1. Animal Farm by George Orwell

Orwell didn’t ever go for the easy, happy ending – he went straight for the gut. Want to see how bad it could get? Here you go. I know a lot of folks read this in school, but it’s time to pull it out again, and instead of inserting famous Communists, stick some current political figures in there. Some pigs is more equal than others, he says. Sound familiar?

2. Declaration of Independence by Thomas Jefferson

Yeah, Jefferson was a lying hypocrite. But dude could write. This one is in here mainly to remind us that dissent is a central part of our nation’s history. The Boston tea party was not an actual tea party, remember? It involved destruction of property, threats of violence, trespassing. It was a crime. But it is remembered today as a bunch of dudes in culturally inappropriate dress perpetrating a prank. Don’t be fooled into thinking that we’re the only ones whining about politics – our country started as an act of treason.
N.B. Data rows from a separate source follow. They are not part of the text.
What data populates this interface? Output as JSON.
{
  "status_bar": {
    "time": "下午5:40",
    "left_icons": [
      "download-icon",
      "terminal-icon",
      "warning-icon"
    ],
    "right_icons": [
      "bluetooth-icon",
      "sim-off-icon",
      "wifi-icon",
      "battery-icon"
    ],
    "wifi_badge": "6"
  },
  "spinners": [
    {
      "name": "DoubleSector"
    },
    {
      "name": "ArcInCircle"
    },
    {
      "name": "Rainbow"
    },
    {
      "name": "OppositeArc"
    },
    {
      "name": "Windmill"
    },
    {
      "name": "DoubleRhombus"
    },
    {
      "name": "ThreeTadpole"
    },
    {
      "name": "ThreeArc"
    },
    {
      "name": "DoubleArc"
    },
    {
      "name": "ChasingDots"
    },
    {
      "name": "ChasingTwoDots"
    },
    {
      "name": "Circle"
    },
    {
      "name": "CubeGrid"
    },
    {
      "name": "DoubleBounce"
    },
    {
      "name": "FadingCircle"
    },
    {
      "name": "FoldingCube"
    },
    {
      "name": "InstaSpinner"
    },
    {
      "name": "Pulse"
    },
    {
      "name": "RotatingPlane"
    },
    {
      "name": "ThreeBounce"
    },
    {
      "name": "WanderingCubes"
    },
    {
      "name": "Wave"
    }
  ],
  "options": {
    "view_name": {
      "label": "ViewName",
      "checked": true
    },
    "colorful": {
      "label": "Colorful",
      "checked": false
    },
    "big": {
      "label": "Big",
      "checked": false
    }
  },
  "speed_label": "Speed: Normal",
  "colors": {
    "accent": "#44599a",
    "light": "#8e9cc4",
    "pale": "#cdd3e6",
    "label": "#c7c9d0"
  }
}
3. The Hiding Place by Corrie Ten Boom

This book is a reminder that dissent can have consequences. Corrie’s family living in Nazi-occupied Amsterdam and hid a Jewish family in their attic. When they were caught, they were all sent to the concentration camps. Corrie’s beloved sister died there. But Corrie clung on, and when she was liberated she spend her WHOLE LIFE preaching forgiveness. It’s amazing. But it’s a true story.

4. The Wednesday Wars by Gary D. Schmidt

The previous books are written for adults, although I think a teen could enjoy any of them. But this one is written for teens. Holling is the only one in his class who doesn’t go to the religion class, so he winds up studying Shakespeare with his teacher. In the meantime, his sister is embracing the Counterculture revolution of the 60s, his dad is impossible, and the Vietnam War is raging. How Holling decides where he stands will have you feeling inspired, and we could use that right now.

5. Playing the Enemy: Nelson Mandela and the Game That Made a Nation by John Carlin

This book is not perfect, but what I loved about it what the way it showed two very different groups coming together to unite their country. Nelson Mandela is a 20th century giant of resistance, and he’s shown at his best in this book. There was also a LOT of rugby, South African politics that I didn’t understand, and names I didn’t know. But it was powerful. Even better (and I’m sorry, but it’s true), check out the movie with Morgan Freeman and Matt Damon. It will make you stand up and cheer.

I hope these books will motivate you to keep resisting. Make a call to your senator. Send an actual letter. Join a protest group. Donate to a good cause. Do something.